In its current form graphene is not suitable for transistors, which are the foundation of all modern electronics.
For a transistor to be technologically viable, it must be able to ‘switch off’ so that only a small electric current flows through its gate when in standby state. Graphene does not have a band gap so cannot switch off.
The research team, led by Professor Philip Hofmann from Aarhus University in Denmark, used a new material – bilayer graphene – in which two layers of graphene are placed one on top of the other, leaving a small band gap to encourage the transfer of energy between layers.
Using Artemis at STFC’s Central Laser Facility, which is based at the Rutherford Appleton Laboratory in Oxfordshire, the researchers fired ultra-short pump laser pulses at the bilayer graphene sample, boosting electrons into the conduction band.
A second short, extreme ultraviolet, wavelength pulse then ejected electrons from the sample. These were collected and analysed to provide a snapshot of the energies and movement of the electrons.
“We took a series of these measurements, varying the time delay between the infrared laser pump and extreme ultraviolet probe, and sequenced them into a movie,“ said STFC’s Dr Cephise Cacho, one of the research team. “To see how the fast-moving electrons behave, each frame of the movie has to be separated by just a fraction of a billionth of a second.”
There can be imperfections in bilayer graphene as the layers sometimes become misaligned. But the researchers believe that when these imperfections are removed, there is a chance that the switch-off performance of bilayer graphene can be boosted enough to challenge silicon-based devices.

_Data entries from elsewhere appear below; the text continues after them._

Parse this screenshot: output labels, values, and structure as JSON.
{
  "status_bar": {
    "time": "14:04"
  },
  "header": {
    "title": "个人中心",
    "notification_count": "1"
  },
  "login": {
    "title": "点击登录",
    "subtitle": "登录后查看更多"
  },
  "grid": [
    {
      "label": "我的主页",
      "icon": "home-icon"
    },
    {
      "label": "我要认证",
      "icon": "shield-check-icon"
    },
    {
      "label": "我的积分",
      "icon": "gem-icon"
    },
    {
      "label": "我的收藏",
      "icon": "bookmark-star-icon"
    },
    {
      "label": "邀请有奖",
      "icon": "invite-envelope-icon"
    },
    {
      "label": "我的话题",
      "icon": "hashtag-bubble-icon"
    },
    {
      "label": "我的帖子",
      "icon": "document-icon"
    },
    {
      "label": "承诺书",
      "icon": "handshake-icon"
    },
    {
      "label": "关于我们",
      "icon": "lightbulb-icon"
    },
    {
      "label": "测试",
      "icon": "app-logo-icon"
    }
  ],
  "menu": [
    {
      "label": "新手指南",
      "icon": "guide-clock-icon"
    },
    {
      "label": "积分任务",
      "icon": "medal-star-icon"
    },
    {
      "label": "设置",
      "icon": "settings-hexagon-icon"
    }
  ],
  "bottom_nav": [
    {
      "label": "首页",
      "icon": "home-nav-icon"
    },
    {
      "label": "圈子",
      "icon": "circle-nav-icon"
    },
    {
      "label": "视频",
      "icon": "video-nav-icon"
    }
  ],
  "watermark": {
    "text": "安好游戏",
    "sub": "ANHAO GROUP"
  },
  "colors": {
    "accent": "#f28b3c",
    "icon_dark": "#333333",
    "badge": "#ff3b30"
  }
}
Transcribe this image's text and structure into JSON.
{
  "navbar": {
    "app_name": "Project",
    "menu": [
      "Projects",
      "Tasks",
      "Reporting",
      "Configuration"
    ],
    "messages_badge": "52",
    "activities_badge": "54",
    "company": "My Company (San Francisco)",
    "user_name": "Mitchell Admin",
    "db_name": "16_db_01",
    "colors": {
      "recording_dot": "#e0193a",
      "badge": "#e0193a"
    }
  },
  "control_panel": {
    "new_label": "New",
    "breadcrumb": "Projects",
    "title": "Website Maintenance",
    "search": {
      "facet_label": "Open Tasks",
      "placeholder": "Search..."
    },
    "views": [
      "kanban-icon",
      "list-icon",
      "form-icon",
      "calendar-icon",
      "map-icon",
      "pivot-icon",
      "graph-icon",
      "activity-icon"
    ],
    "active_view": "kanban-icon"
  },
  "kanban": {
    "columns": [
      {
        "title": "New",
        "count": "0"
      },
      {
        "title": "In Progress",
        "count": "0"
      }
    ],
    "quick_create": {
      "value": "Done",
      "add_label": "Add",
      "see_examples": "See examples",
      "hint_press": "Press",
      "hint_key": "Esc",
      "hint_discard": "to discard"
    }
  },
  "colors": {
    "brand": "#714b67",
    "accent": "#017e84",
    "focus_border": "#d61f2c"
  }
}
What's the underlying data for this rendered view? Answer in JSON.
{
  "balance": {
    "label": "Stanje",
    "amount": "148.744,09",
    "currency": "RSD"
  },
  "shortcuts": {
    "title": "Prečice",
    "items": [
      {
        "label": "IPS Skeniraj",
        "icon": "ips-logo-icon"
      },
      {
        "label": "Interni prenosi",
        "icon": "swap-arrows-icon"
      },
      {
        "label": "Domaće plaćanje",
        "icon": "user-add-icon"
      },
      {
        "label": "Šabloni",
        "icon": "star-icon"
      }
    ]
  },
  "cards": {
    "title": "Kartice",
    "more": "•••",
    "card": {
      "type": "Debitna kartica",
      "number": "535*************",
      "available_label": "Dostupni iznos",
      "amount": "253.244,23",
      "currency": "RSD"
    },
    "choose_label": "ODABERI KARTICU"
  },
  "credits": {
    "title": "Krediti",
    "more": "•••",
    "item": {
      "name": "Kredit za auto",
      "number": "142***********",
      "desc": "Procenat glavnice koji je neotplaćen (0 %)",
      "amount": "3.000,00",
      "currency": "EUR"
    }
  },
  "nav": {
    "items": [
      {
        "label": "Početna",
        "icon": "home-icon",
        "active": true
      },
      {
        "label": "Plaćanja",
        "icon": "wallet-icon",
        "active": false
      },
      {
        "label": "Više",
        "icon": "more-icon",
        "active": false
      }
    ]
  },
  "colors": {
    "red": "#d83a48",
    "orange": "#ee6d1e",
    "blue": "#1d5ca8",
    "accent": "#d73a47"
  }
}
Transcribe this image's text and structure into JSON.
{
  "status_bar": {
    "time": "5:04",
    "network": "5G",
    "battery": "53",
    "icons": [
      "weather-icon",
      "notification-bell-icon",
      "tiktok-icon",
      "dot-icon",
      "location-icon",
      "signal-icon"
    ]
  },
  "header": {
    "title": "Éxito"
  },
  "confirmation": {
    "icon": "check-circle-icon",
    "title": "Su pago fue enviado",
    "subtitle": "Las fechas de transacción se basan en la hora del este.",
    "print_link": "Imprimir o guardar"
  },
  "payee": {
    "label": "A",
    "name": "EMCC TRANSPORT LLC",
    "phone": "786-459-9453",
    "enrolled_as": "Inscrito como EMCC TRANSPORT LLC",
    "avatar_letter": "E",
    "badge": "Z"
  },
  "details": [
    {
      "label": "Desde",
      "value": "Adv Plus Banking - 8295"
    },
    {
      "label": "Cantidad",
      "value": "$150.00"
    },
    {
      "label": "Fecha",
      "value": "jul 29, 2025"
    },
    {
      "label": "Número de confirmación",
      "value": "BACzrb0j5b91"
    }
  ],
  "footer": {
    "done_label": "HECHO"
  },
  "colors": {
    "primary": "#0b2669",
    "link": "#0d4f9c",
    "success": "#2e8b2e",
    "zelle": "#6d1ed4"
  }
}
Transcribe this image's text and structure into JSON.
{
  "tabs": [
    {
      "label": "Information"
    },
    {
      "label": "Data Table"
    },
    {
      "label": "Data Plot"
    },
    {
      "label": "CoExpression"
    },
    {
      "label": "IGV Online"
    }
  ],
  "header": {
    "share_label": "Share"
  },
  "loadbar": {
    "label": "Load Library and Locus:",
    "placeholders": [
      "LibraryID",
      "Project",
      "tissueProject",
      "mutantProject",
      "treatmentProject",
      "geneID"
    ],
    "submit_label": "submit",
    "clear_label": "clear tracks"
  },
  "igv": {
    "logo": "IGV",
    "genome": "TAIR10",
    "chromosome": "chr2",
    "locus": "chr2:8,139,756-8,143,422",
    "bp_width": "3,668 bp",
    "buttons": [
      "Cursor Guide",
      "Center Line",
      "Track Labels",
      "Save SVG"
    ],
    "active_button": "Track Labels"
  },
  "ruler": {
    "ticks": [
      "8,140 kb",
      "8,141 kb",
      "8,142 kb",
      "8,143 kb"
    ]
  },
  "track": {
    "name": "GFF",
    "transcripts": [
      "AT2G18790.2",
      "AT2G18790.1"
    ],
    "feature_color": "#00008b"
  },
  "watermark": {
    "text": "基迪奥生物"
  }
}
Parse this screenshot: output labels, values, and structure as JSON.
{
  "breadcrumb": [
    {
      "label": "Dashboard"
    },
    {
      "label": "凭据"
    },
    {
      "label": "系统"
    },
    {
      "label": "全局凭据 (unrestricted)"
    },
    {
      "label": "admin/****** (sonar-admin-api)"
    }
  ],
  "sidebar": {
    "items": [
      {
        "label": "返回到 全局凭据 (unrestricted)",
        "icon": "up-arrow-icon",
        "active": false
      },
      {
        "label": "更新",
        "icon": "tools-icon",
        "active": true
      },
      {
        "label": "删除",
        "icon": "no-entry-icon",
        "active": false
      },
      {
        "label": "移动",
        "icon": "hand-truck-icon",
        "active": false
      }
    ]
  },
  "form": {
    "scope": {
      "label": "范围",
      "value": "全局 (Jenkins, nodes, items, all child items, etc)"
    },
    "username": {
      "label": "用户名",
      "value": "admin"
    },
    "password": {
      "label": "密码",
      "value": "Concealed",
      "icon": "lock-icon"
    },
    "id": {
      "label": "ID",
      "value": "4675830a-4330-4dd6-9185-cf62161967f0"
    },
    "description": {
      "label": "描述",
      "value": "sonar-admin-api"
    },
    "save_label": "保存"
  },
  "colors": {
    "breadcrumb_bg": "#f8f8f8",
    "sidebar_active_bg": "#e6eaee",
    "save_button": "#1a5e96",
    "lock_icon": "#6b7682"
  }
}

A detailed description of the work is available in the American Physical Society’s Physics Viewpoint.